Leitão, J., Thielscher, A., Werner, S., Pohmann, R., & Noppeney, U. (2013). Effects of Parietal TMS on Visual and Auditory Processing at the Primary Cortical Level: A Concurrent TMS-fMRI Study. Cerebral Cortex, 23(4), 873-884. doi:10.1093/cercor/bhs078.


Zitierlink: http://hdl.handle.net/11858/00-001M-0000-0013-B486-B
Zusammenfassung
Accumulating evidence suggests that multisensory interactions emerge already at the primary cortical level. Specifically, auditory inputs were shown to suppress activations in visual cortices when presented alone but amplify the blood oxygen level–dependent (BOLD) responses to concurrent visual inputs (and vice versa). This concurrent transcranial magnetic stimulation–functional magnetic resonance imaging (TMS-fMRI) study applied repetitive TMS trains at no, low, and high intensity over right intraparietal sulcus (IPS) and vertex to investigate top-down influences on visual and auditory cortices under 3 sensory contexts: visual, auditory, and no stimulation. IPS-TMS increased activations in auditory cortices irrespective of sensory context as a result of direct and nonspecific auditory TMS side effects.

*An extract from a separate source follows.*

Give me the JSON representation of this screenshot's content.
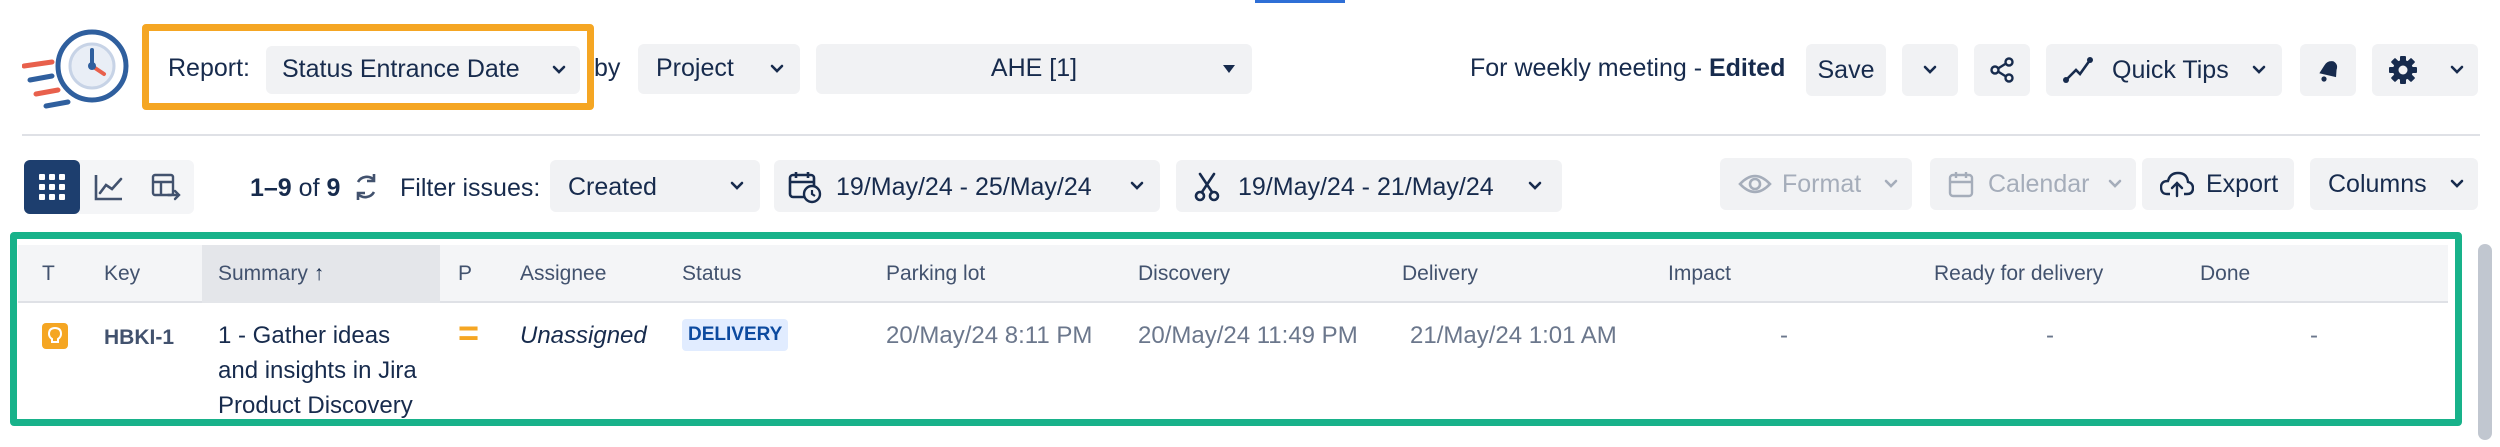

In contrast, IPS-TMS modulated activations in the visual cortex in a state-dependent fashion: it deactivated the visual cortex under no and auditory stimulation but amplified the BOLD response to visual stimulation. However, only the response amplification to visual stimulation was selective for IPS-TMS, while the deactivations observed for IPS- and Vertex-TMS resulted from crossmodal deactivations induced by auditory activity to TMS sounds. TMS to IPS may increase the responses in visual (or auditory) cortices to visual (or auditory) stimulation via a gain control mechanism or crossmodal interactions. Collectively, our results demonstrate that understanding TMS effects on (uni)sensory processing requires a multisensory perspective.